▸ Work request
Return every entry exactly as written, with the pictures removed.

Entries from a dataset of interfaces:
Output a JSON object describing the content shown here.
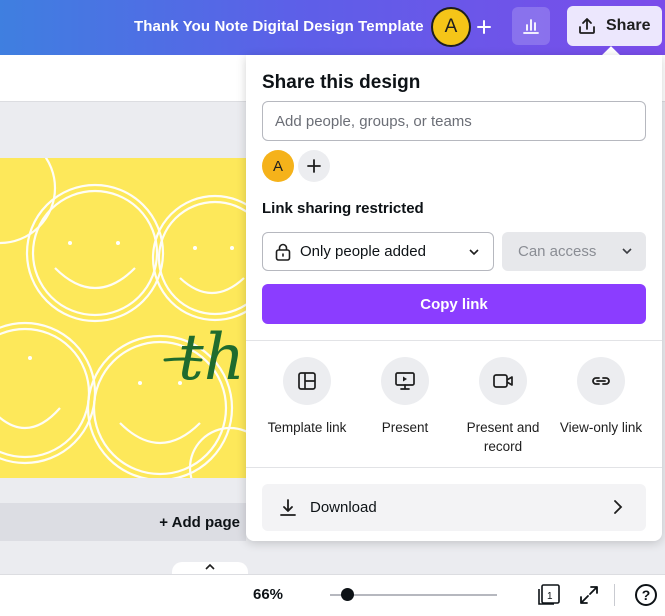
{
  "header": {
    "doc_title": "Thank You Note Digital Design Template",
    "avatar_initial": "A",
    "share_label": "Share"
  },
  "canvas": {
    "script_text": "th",
    "add_page_label": "+ Add page"
  },
  "footer": {
    "zoom": "66%",
    "zoom_level_percent": 66,
    "page_count": "1"
  },
  "share_panel": {
    "title": "Share this design",
    "people_placeholder": "Add people, groups, or teams",
    "avatar_initial": "A",
    "link_section_label": "Link sharing restricted",
    "access_value": "Only people added",
    "permission_value": "Can access",
    "copy_link_label": "Copy link",
    "options": [
      {
        "label": "Template link",
        "icon": "template-icon"
      },
      {
        "label": "Present",
        "icon": "present-icon"
      },
      {
        "label": "Present and record",
        "icon": "record-icon"
      },
      {
        "label": "View-only link",
        "icon": "link-icon"
      }
    ],
    "download_label": "Download"
  },
  "colors": {
    "accent": "#8b3dff",
    "canvas_bg": "#fde85a",
    "avatar": "#f5c518"
  }
}
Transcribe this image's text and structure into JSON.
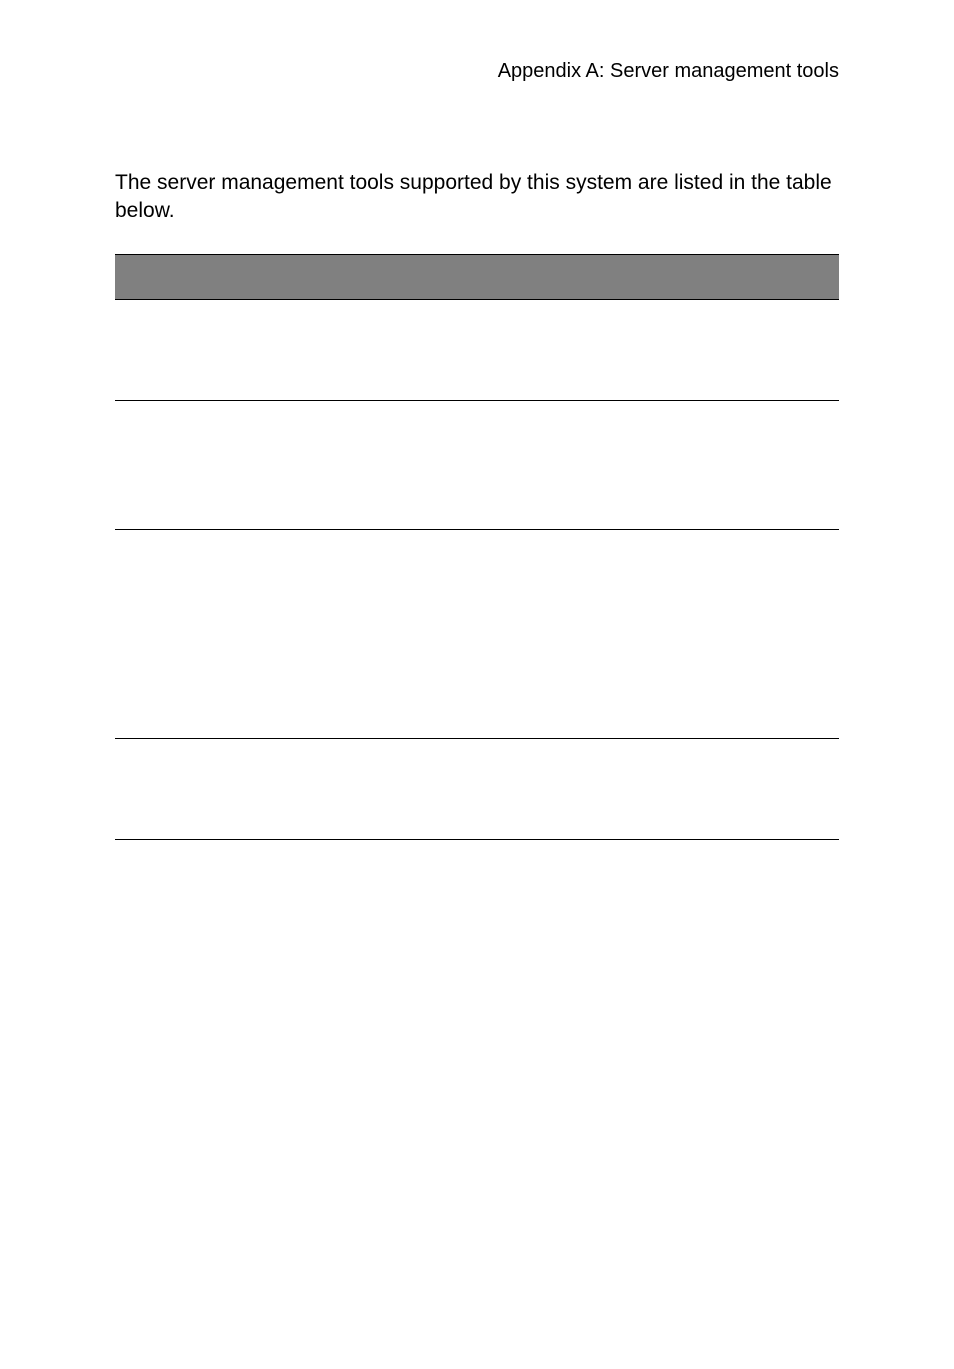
{
  "header": {
    "running_head": "Appendix A: Server management tools"
  },
  "body": {
    "intro": "The server management tools supported by this system are listed in the table below."
  },
  "table": {
    "header_cells": [
      "",
      ""
    ],
    "rows": [
      {
        "cells": [
          "",
          ""
        ]
      },
      {
        "cells": [
          "",
          ""
        ]
      },
      {
        "cells": [
          "",
          ""
        ]
      },
      {
        "cells": [
          "",
          ""
        ]
      }
    ]
  }
}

▸ Solved exercise
Output a JSON object describing the content shown here.
{
  "header": {
    "doc_title": "Thank You Note Digital Design Template",
    "avatar_initial": "A",
    "share_label": "Share"
  },
  "canvas": {
    "script_text": "th",
    "add_page_label": "+ Add page"
  },
  "footer": {
    "zoom": "66%",
    "zoom_level_percent": 66,
    "page_count": "1"
  },
  "share_panel": {
    "title": "Share this design",
    "people_placeholder": "Add people, groups, or teams",
    "avatar_initial": "A",
    "link_section_label": "Link sharing restricted",
    "access_value": "Only people added",
    "permission_value": "Can access",
    "copy_link_label": "Copy link",
    "options": [
      {
        "label": "Template link",
        "icon": "template-icon"
      },
      {
        "label": "Present",
        "icon": "present-icon"
      },
      {
        "label": "Present and record",
        "icon": "record-icon"
      },
      {
        "label": "View-only link",
        "icon": "link-icon"
      }
    ],
    "download_label": "Download"
  },
  "colors": {
    "accent": "#8b3dff",
    "canvas_bg": "#fde85a",
    "avatar": "#f5c518"
  }
}
Transcribe this image's text and structure into JSON.
{
  "header": {
    "running_head": "Appendix A: Server management tools"
  },
  "body": {
    "intro": "The server management tools supported by this system are listed in the table below."
  },
  "table": {
    "header_cells": [
      "",
      ""
    ],
    "rows": [
      {
        "cells": [
          "",
          ""
        ]
      },
      {
        "cells": [
          "",
          ""
        ]
      },
      {
        "cells": [
          "",
          ""
        ]
      },
      {
        "cells": [
          "",
          ""
        ]
      }
    ]
  }
}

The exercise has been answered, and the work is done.